Data for the task START

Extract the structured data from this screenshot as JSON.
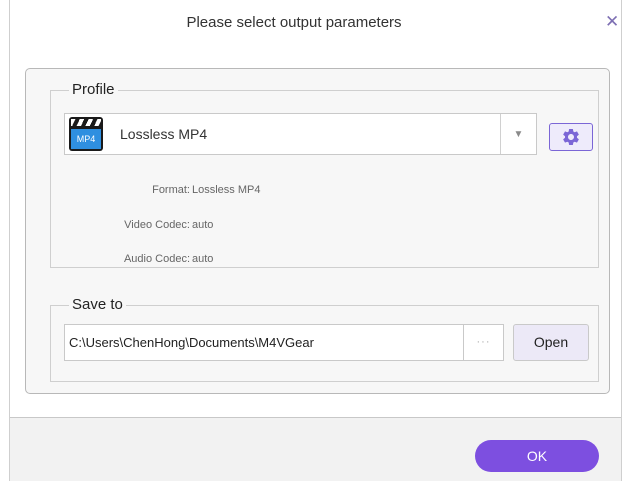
{
  "dialog": {
    "title": "Please select output parameters",
    "close_icon": "close-icon",
    "close_glyph": "✕"
  },
  "profile": {
    "legend": "Profile",
    "icon": "mp4-icon",
    "icon_text": "MP4",
    "selected": "Lossless MP4",
    "dropdown_icon": "chevron-down-icon",
    "dropdown_glyph": "▼",
    "settings_icon": "gear-icon",
    "format_label": "Format:",
    "format_value": "Lossless MP4",
    "video_codec_label": "Video Codec:",
    "video_codec_value": "auto",
    "audio_codec_label": "Audio Codec:",
    "audio_codec_value": "auto"
  },
  "save_to": {
    "legend": "Save to",
    "path": "C:\\Users\\ChenHong\\Documents\\M4VGear",
    "browse_label": "···",
    "open_label": "Open"
  },
  "footer": {
    "ok_label": "OK"
  },
  "colors": {
    "accent": "#7d4fe0",
    "accent_light": "#eeebfb",
    "close": "#7d6fb3",
    "panel_bg": "#f7f7f7",
    "footer_bg": "#f2f2f2"
  }
}
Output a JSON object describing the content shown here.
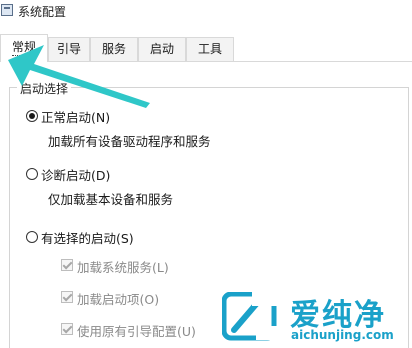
{
  "window": {
    "title": "系统配置",
    "accent_color": "#2fc7c8"
  },
  "tabs": [
    {
      "label": "常规",
      "active": true
    },
    {
      "label": "引导",
      "active": false
    },
    {
      "label": "服务",
      "active": false
    },
    {
      "label": "启动",
      "active": false
    },
    {
      "label": "工具",
      "active": false
    }
  ],
  "startup_group": {
    "label": "启动选择",
    "options": [
      {
        "label": "正常启动(N)",
        "description": "加载所有设备驱动程序和服务",
        "checked": true
      },
      {
        "label": "诊断启动(D)",
        "description": "仅加载基本设备和服务",
        "checked": false
      },
      {
        "label": "有选择的启动(S)",
        "description": "",
        "checked": false
      }
    ],
    "sub_options": [
      {
        "label": "加载系统服务(L)",
        "checked": true,
        "enabled": false
      },
      {
        "label": "加载启动项(O)",
        "checked": true,
        "enabled": false
      },
      {
        "label": "使用原有引导配置(U)",
        "checked": true,
        "enabled": false
      }
    ]
  },
  "watermark": {
    "brand": "爱纯净",
    "url": "aichunjing.com",
    "color": "#1aa1c9"
  }
}
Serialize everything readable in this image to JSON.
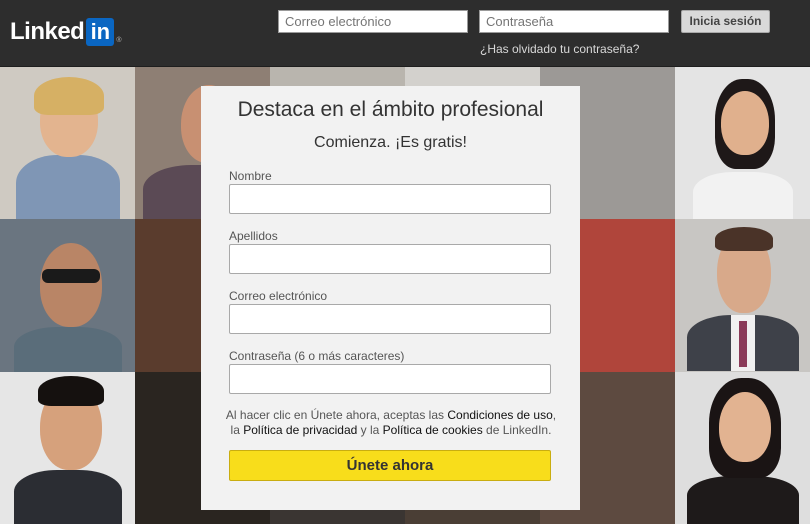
{
  "header": {
    "logo_text": "Linked",
    "logo_box": "in",
    "logo_reg": "®",
    "email_placeholder": "Correo electrónico",
    "password_placeholder": "Contraseña",
    "signin_label": "Inicia sesión",
    "forgot_label": "¿Has olvidado tu contraseña?"
  },
  "signup": {
    "title": "Destaca en el ámbito profesional",
    "subtitle": "Comienza. ¡Es gratis!",
    "first_name_label": "Nombre",
    "last_name_label": "Apellidos",
    "email_label": "Correo electrónico",
    "password_label": "Contraseña (6 o más caracteres)",
    "terms": {
      "t1": "Al hacer clic en Únete ahora, aceptas las ",
      "link_conditions": "Condiciones de uso",
      "t2": ",",
      "t3": "la ",
      "link_privacy": "Política de privacidad",
      "t4": " y la ",
      "link_cookies": "Política de cookies",
      "t5": " de LinkedIn."
    },
    "join_label": "Únete ahora"
  },
  "colors": {
    "header_bg": "#2d2d2d",
    "brand_blue": "#0a66c2",
    "panel_bg": "#f2f2f2",
    "join_button": "#f8dd1b"
  }
}
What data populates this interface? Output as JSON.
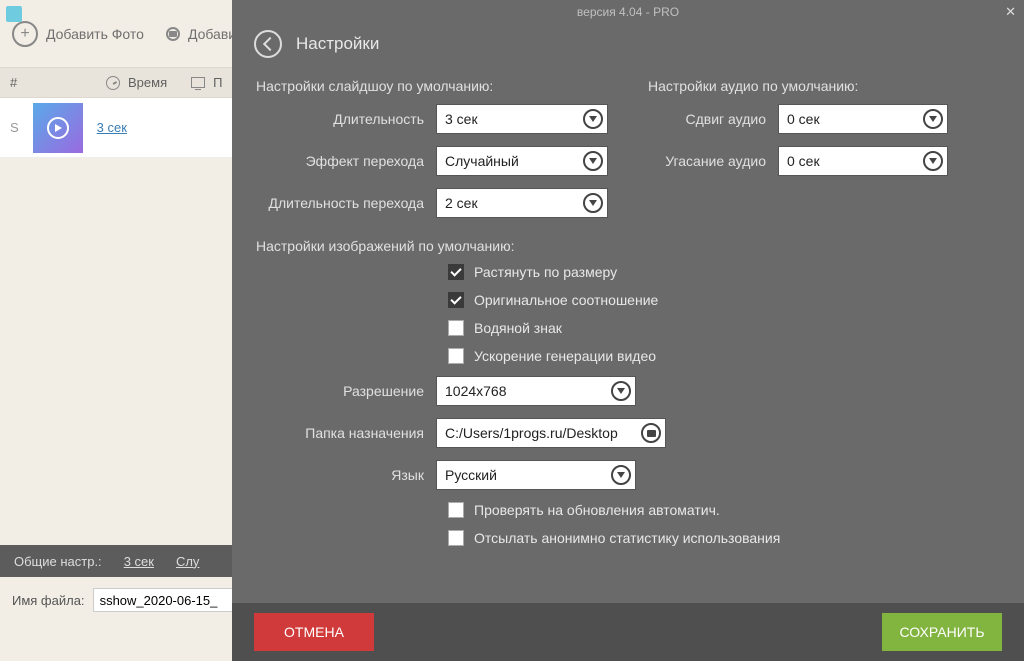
{
  "titlebar": {
    "version": "версия 4.04 - PRO"
  },
  "header": {
    "title": "Настройки"
  },
  "background": {
    "toolbar": {
      "add_photo": "Добавить Фото",
      "add_other": "Добавит"
    },
    "table": {
      "hash": "#",
      "time_hdr": "Время",
      "mon_hdr": "П",
      "row_num": "S",
      "row_time": "3 сек"
    },
    "bottombar": {
      "label": "Общие настр.:",
      "val1": "3 сек",
      "val2": "Слу"
    },
    "filerow": {
      "label": "Имя файла:",
      "value": "sshow_2020-06-15_"
    }
  },
  "sections": {
    "slideshow_title": "Настройки слайдшоу по умолчанию:",
    "audio_title": "Настройки аудио по умолчанию:",
    "images_title": "Настройки изображений по умолчанию:"
  },
  "labels": {
    "duration": "Длительность",
    "transition_effect": "Эффект перехода",
    "transition_duration": "Длительность перехода",
    "audio_shift": "Сдвиг аудио",
    "audio_fade": "Угасание аудио",
    "resolution": "Разрешение",
    "dest_folder": "Папка назначения",
    "language": "Язык"
  },
  "values": {
    "duration": "3 сек",
    "transition_effect": "Случайный",
    "transition_duration": "2 сек",
    "audio_shift": "0 сек",
    "audio_fade": "0 сек",
    "resolution": "1024x768",
    "dest_folder": "C:/Users/1progs.ru/Desktop",
    "language": "Русский"
  },
  "checks": {
    "stretch": {
      "label": "Растянуть по размеру",
      "on": true
    },
    "original_ratio": {
      "label": "Оригинальное соотношение",
      "on": true
    },
    "watermark": {
      "label": "Водяной знак",
      "on": false
    },
    "accel": {
      "label": "Ускорение генерации видео",
      "on": false
    },
    "updates": {
      "label": "Проверять на обновления автоматич.",
      "on": false
    },
    "stats": {
      "label": "Отсылать анонимно статистику использования",
      "on": false
    }
  },
  "buttons": {
    "cancel": "ОТМЕНА",
    "save": "СОХРАНИТЬ"
  }
}
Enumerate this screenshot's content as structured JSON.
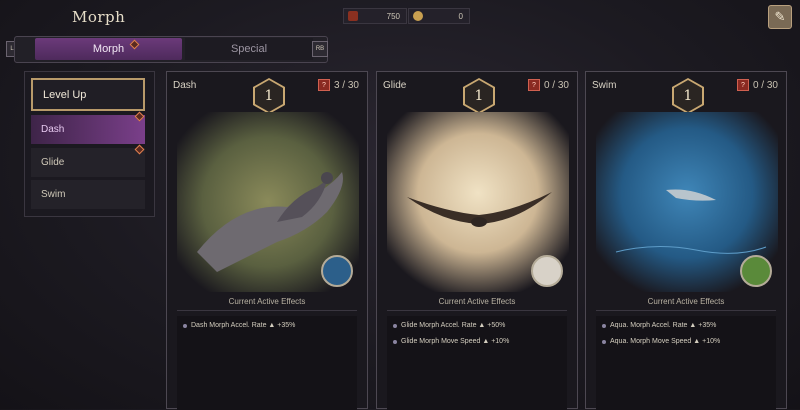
{
  "header": {
    "title": "Morph"
  },
  "currency": [
    {
      "icon": "feather-currency-icon",
      "value": "750"
    },
    {
      "icon": "gold-coin-icon",
      "value": "0"
    }
  ],
  "tabs": {
    "left_button": "LB",
    "right_button": "RB",
    "morph": "Morph",
    "special": "Special"
  },
  "sidebar": {
    "items": [
      {
        "label": "Level Up"
      },
      {
        "label": "Dash"
      },
      {
        "label": "Glide"
      },
      {
        "label": "Swim"
      }
    ]
  },
  "cards": [
    {
      "name": "Dash",
      "count": "3 / 30",
      "level": "1",
      "effects_title": "Current Active Effects",
      "effects": [
        "Dash Morph Accel. Rate ▲ +35%"
      ]
    },
    {
      "name": "Glide",
      "count": "0 / 30",
      "level": "1",
      "effects_title": "Current Active Effects",
      "effects": [
        "Glide Morph Accel. Rate ▲ +50%",
        "Glide Morph Move Speed ▲ +10%"
      ]
    },
    {
      "name": "Swim",
      "count": "0 / 30",
      "level": "1",
      "effects_title": "Current Active Effects",
      "effects": [
        "Aqua. Morph Accel. Rate ▲ +35%",
        "Aqua. Morph Move Speed ▲ +10%"
      ]
    }
  ],
  "colors": {
    "accent": "#7a3f8a",
    "gold": "#c9a872",
    "alert": "#d06050"
  }
}
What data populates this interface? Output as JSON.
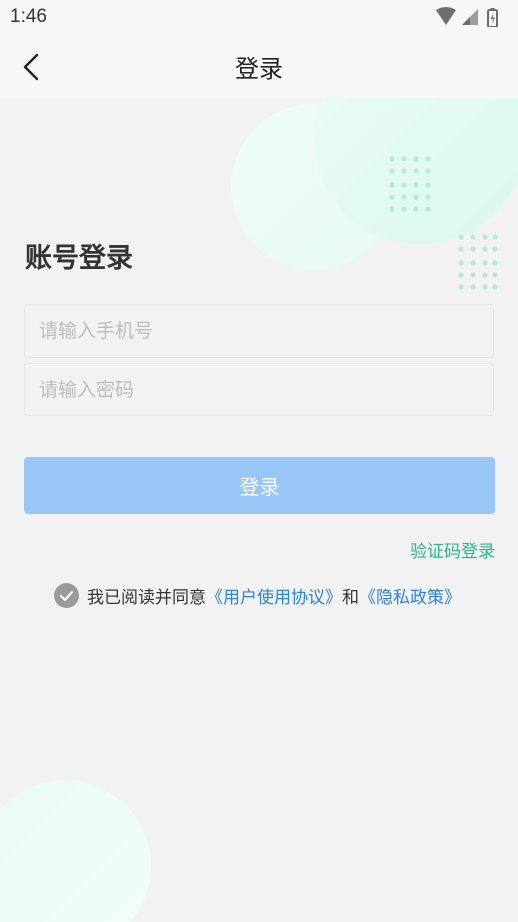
{
  "status_bar": {
    "time": "1:46",
    "icons": [
      "wifi-icon",
      "signal-icon",
      "battery-icon"
    ]
  },
  "header": {
    "back_icon": "chevron-left-icon",
    "title": "登录"
  },
  "form": {
    "heading": "账号登录",
    "phone_placeholder": "请输入手机号",
    "password_placeholder": "请输入密码",
    "login_button": "登录",
    "sms_login_link": "验证码登录"
  },
  "agreement": {
    "checked": true,
    "prefix": "我已阅读并同意",
    "user_agreement": "《用户使用协议》",
    "conjunction": "和",
    "privacy_policy": "《隐私政策》"
  },
  "colors": {
    "accent_green": "#2ab58e",
    "link_blue": "#2b84d9",
    "button_blue": "#97c6f7",
    "decor_mint": "#e3fbf3"
  }
}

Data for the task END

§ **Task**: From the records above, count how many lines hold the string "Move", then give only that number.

§ **Answer**: 2